Task description — A word-for-word copy of the entries is the only acceptable reply.

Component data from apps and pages
• • •
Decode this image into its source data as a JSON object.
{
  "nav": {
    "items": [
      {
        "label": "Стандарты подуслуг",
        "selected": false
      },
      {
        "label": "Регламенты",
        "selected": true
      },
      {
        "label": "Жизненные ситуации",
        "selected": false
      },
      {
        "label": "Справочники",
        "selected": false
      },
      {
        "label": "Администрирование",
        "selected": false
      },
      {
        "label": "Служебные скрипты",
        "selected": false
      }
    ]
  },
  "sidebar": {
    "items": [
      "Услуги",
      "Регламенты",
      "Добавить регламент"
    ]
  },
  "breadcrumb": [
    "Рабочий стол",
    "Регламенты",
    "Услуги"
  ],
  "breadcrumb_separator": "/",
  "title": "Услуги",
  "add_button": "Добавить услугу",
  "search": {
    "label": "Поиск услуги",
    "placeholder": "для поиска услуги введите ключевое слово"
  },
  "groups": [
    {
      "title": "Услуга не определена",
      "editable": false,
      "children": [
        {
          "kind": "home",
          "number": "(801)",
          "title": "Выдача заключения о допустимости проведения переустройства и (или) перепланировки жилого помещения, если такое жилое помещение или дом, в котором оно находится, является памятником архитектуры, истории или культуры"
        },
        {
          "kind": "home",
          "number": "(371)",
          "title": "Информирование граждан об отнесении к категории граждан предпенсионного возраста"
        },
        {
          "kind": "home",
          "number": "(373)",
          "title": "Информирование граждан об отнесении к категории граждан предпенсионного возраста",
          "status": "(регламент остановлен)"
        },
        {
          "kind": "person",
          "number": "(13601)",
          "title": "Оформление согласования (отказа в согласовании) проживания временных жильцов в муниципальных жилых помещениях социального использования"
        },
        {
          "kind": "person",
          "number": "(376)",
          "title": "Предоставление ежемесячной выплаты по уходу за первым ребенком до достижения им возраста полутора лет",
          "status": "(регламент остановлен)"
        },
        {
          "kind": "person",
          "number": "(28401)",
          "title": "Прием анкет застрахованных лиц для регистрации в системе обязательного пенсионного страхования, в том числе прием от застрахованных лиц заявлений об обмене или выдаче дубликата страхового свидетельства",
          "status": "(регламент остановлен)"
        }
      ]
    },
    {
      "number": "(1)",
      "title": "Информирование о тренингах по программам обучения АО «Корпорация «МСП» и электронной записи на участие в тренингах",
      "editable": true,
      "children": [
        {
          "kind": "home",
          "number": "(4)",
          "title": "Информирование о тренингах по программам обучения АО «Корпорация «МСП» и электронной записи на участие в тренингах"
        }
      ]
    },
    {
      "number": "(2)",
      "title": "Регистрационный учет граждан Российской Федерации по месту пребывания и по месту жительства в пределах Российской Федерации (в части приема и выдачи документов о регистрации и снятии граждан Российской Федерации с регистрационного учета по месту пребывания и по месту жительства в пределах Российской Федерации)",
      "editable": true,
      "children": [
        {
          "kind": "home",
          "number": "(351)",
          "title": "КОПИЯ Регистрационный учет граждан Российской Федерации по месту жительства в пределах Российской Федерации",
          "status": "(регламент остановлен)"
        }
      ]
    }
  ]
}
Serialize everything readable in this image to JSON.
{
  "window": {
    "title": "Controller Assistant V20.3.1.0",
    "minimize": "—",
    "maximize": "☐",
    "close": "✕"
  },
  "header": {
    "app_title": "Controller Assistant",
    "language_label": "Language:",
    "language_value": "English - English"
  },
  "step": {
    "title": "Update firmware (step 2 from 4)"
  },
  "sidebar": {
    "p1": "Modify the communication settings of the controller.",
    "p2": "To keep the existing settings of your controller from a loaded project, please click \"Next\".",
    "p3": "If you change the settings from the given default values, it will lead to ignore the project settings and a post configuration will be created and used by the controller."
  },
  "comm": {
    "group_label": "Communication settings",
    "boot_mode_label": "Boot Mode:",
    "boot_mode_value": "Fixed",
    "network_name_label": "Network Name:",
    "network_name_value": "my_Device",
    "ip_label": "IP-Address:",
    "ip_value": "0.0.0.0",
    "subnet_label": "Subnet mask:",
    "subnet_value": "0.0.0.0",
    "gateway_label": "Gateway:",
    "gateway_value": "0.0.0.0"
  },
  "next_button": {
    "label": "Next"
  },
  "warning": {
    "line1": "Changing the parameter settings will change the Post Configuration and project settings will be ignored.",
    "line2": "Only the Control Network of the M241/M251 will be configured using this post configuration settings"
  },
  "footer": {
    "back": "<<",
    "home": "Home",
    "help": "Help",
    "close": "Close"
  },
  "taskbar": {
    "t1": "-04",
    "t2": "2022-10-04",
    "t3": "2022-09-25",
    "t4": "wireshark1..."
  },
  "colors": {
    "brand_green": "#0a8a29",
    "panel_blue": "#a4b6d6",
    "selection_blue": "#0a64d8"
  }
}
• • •
Completed exercise —
Decode this image into its source data as a JSON object.
{
  "nav": {
    "items": [
      {
        "label": "Стандарты подуслуг",
        "selected": false
      },
      {
        "label": "Регламенты",
        "selected": true
      },
      {
        "label": "Жизненные ситуации",
        "selected": false
      },
      {
        "label": "Справочники",
        "selected": false
      },
      {
        "label": "Администрирование",
        "selected": false
      },
      {
        "label": "Служебные скрипты",
        "selected": false
      }
    ]
  },
  "sidebar": {
    "items": [
      "Услуги",
      "Регламенты",
      "Добавить регламент"
    ]
  },
  "breadcrumb": [
    "Рабочий стол",
    "Регламенты",
    "Услуги"
  ],
  "breadcrumb_separator": "/",
  "title": "Услуги",
  "add_button": "Добавить услугу",
  "search": {
    "label": "Поиск услуги",
    "placeholder": "для поиска услуги введите ключевое слово"
  },
  "groups": [
    {
      "title": "Услуга не определена",
      "editable": false,
      "children": [
        {
          "kind": "home",
          "number": "(801)",
          "title": "Выдача заключения о допустимости проведения переустройства и (или) перепланировки жилого помещения, если такое жилое помещение или дом, в котором оно находится, является памятником архитектуры, истории или культуры"
        },
        {
          "kind": "home",
          "number": "(371)",
          "title": "Информирование граждан об отнесении к категории граждан предпенсионного возраста"
        },
        {
          "kind": "home",
          "number": "(373)",
          "title": "Информирование граждан об отнесении к категории граждан предпенсионного возраста",
          "status": "(регламент остановлен)"
        },
        {
          "kind": "person",
          "number": "(13601)",
          "title": "Оформление согласования (отказа в согласовании) проживания временных жильцов в муниципальных жилых помещениях социального использования"
        },
        {
          "kind": "person",
          "number": "(376)",
          "title": "Предоставление ежемесячной выплаты по уходу за первым ребенком до достижения им возраста полутора лет",
          "status": "(регламент остановлен)"
        },
        {
          "kind": "person",
          "number": "(28401)",
          "title": "Прием анкет застрахованных лиц для регистрации в системе обязательного пенсионного страхования, в том числе прием от застрахованных лиц заявлений об обмене или выдаче дубликата страхового свидетельства",
          "status": "(регламент остановлен)"
        }
      ]
    },
    {
      "number": "(1)",
      "title": "Информирование о тренингах по программам обучения АО «Корпорация «МСП» и электронной записи на участие в тренингах",
      "editable": true,
      "children": [
        {
          "kind": "home",
          "number": "(4)",
          "title": "Информирование о тренингах по программам обучения АО «Корпорация «МСП» и электронной записи на участие в тренингах"
        }
      ]
    },
    {
      "number": "(2)",
      "title": "Регистрационный учет граждан Российской Федерации по месту пребывания и по месту жительства в пределах Российской Федерации (в части приема и выдачи документов о регистрации и снятии граждан Российской Федерации с регистрационного учета по месту пребывания и по месту жительства в пределах Российской Федерации)",
      "editable": true,
      "children": [
        {
          "kind": "home",
          "number": "(351)",
          "title": "КОПИЯ Регистрационный учет граждан Российской Федерации по месту жительства в пределах Российской Федерации",
          "status": "(регламент остановлен)"
        }
      ]
    }
  ]
}
Serialize everything readable in this image to JSON.
{
  "window": {
    "title": "Controller Assistant V20.3.1.0",
    "minimize": "—",
    "maximize": "☐",
    "close": "✕"
  },
  "header": {
    "app_title": "Controller Assistant",
    "language_label": "Language:",
    "language_value": "English - English"
  },
  "step": {
    "title": "Update firmware (step 2 from 4)"
  },
  "sidebar": {
    "p1": "Modify the communication settings of the controller.",
    "p2": "To keep the existing settings of your controller from a loaded project, please click \"Next\".",
    "p3": "If you change the settings from the given default values, it will lead to ignore the project settings and a post configuration will be created and used by the controller."
  },
  "comm": {
    "group_label": "Communication settings",
    "boot_mode_label": "Boot Mode:",
    "boot_mode_value": "Fixed",
    "network_name_label": "Network Name:",
    "network_name_value": "my_Device",
    "ip_label": "IP-Address:",
    "ip_value": "0.0.0.0",
    "subnet_label": "Subnet mask:",
    "subnet_value": "0.0.0.0",
    "gateway_label": "Gateway:",
    "gateway_value": "0.0.0.0"
  },
  "next_button": {
    "label": "Next"
  },
  "warning": {
    "line1": "Changing the parameter settings will change the Post Configuration and project settings will be ignored.",
    "line2": "Only the Control Network of the M241/M251 will be configured using this post configuration settings"
  },
  "footer": {
    "back": "<<",
    "home": "Home",
    "help": "Help",
    "close": "Close"
  },
  "taskbar": {
    "t1": "-04",
    "t2": "2022-10-04",
    "t3": "2022-09-25",
    "t4": "wireshark1..."
  },
  "colors": {
    "brand_green": "#0a8a29",
    "panel_blue": "#a4b6d6",
    "selection_blue": "#0a64d8"
  }
}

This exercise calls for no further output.